Thousands of people of all ages stood in several lines, through the night, waiting to pay their last respects before the catafalque of King Mihai I.
Young, old people and children, most of them wearing dark clothes and a candle in their hand, and also carrying flowers, stood in line for more than five-six hours to file past the royal catafalque.
A small crowd already had surrounded the Royal Palace before noon, people coming from all over the country to bid farewell to their king, with the queue stretching from the Calea Victoriei street and Stirbei Voda boulevard to the front gates of the Palace.

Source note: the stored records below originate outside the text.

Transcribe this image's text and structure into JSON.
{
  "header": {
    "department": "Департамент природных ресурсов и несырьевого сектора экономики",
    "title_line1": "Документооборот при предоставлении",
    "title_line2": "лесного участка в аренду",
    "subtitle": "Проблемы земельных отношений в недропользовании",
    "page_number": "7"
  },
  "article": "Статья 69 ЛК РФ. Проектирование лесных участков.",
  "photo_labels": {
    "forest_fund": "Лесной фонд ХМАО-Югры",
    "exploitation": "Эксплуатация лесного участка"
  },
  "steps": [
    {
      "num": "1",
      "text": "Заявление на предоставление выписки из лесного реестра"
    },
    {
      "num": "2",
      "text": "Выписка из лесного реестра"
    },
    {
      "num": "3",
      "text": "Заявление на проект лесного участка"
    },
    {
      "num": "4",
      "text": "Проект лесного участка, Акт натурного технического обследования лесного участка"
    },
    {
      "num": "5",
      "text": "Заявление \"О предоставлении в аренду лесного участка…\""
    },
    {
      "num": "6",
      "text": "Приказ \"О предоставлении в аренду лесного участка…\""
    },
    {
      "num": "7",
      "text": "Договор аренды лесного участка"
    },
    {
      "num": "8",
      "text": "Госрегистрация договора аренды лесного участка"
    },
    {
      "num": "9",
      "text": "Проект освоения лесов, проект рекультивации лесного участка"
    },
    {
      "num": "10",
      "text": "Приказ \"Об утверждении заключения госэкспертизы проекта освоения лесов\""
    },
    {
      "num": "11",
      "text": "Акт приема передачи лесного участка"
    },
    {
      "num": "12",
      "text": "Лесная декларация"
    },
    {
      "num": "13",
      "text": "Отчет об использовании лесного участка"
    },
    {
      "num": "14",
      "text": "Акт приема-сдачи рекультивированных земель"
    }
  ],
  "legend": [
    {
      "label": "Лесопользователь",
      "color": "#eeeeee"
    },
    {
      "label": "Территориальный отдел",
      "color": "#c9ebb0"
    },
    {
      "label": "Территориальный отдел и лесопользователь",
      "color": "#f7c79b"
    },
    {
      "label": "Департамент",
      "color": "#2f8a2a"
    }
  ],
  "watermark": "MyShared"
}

“It doesn’t matter how long I have to wait. I am doing this with all my heart, for this is how my grandparents and my parents taught me. That’s why I traveled 550 kilometers from the historical Maramures, from Valea Izei. I met His Majesty in 1992, in Borsa, and I was there when he celebrated his 90th anniversary in the Parliament Hall,” said Ticala Ion.
In his turn, Ovidiu Popescu, who said he was an art historian, confessed that he stood in line for seven hours to have the chance to pay his homage to the catafalque of “His Majesty King Mihai I.”
“Waiting for six-seven hours is just who I am and this is about me acting in the spirit of the love that I feel for constitutional monarchy in Romania and paying a last homage to King Mihai, while hoping that the Romanian people, sooner or later, will realize that Prince Nicolae (Nicolae de Roumanie Medforth Mills editor’s note) could be a possible salvation for this country,” said Popescu.
He also confessed he was impressed to see how Nicolae de Roumanie Medforth Mills came “in the middle of the people and shook everybody’s hands, and everybody showed love for him.” “I hope this doesn’t have negative consequences because of his attitude and the fact that everyone loves him. I don’t if someone else in his place would have received the same amount of love,” he added.
A group of men wearing beautiful traditional costumes seemed to be in a hurry: they needed to enter the gate of the Royal Palace.
“This is a sad moment. We came with a delegation of “youngsters” to pay our homage to His Majesty King Mihai. The connections between the Youngsters from Brasov and the Royal House of Romania are old. There are two such companies of “youngsters” in Brasov that wear the royal symbols on their flags – The Brasovacheni Youngsters Company and the Rosiori Youngsters Company. And the connection with the Royal House of Romania is older than the great union of 1918, when many youngsters from Brasov participated in the celebrations occasioned by the 40th anniversary since King Carol I became ruler of Romania, at Arenele Romane venue,” said Mihai Moraru, the President of the Youngsters from Brasov.
Professor Sorin Antohi also stood in line for six hours and a half.
“I am doing this out of personal piety, for I had the privilege of knowing King Mihai quite well. I am doing this in the memory of my family, of my father, my uncle, my grandfather on my mother’s side, who were also very passionate monarchists and they knew the King. I am doing this for many other members of my family, three distinct family lines, who served the monarchy from the very beginning,” said Antohi.
He also said he was skeptical when it came to the manner in which King Mihai will be remembered by Romanians.
“Romanians’ memory is unstable and very heterogenous. Romanians forget a lot more than they remember. And when they do remember, the way they do it is very specific. In fact all societies forget or remember the same way. Historical memory needs a vector to help it survive and even to bloom and become active again. This vector needs to be a group of people, as large as possible, to include all social categories, who understood at least a bit from the exemplary attitude that King Mihai I had in every area of his life: in his private life, public life, political life. If there were more people to understand this message, then we would remember him in such a way that we will be able to move forward and learn something about ourselves, about the present and the future. If this memory does not coagulate, then it will remain just a memory, let’s say almost folkloric or etnographic, uninteresting. It may be a warm memory, sentimental, for Romanians often become sentimental, but one that will never be passed to the next generations as an urge for action,” said Sorin Antohi, according to Agerpres.
And since the gates of the Royal Palace remained open Thursday and Friday night for all those who wish to pay an homage to King Mihai to be able to do it, thousands of people continued to defy the cold weather, with flowers in their hands, with candles and a message that they wanted to leave at the gates of the Royal Palace. Then they entered the courtyard and then into the building, to pay their respects, with a tear in their eye, in the Throne Hall, in front of the catafalque of King Mihai I of Romania.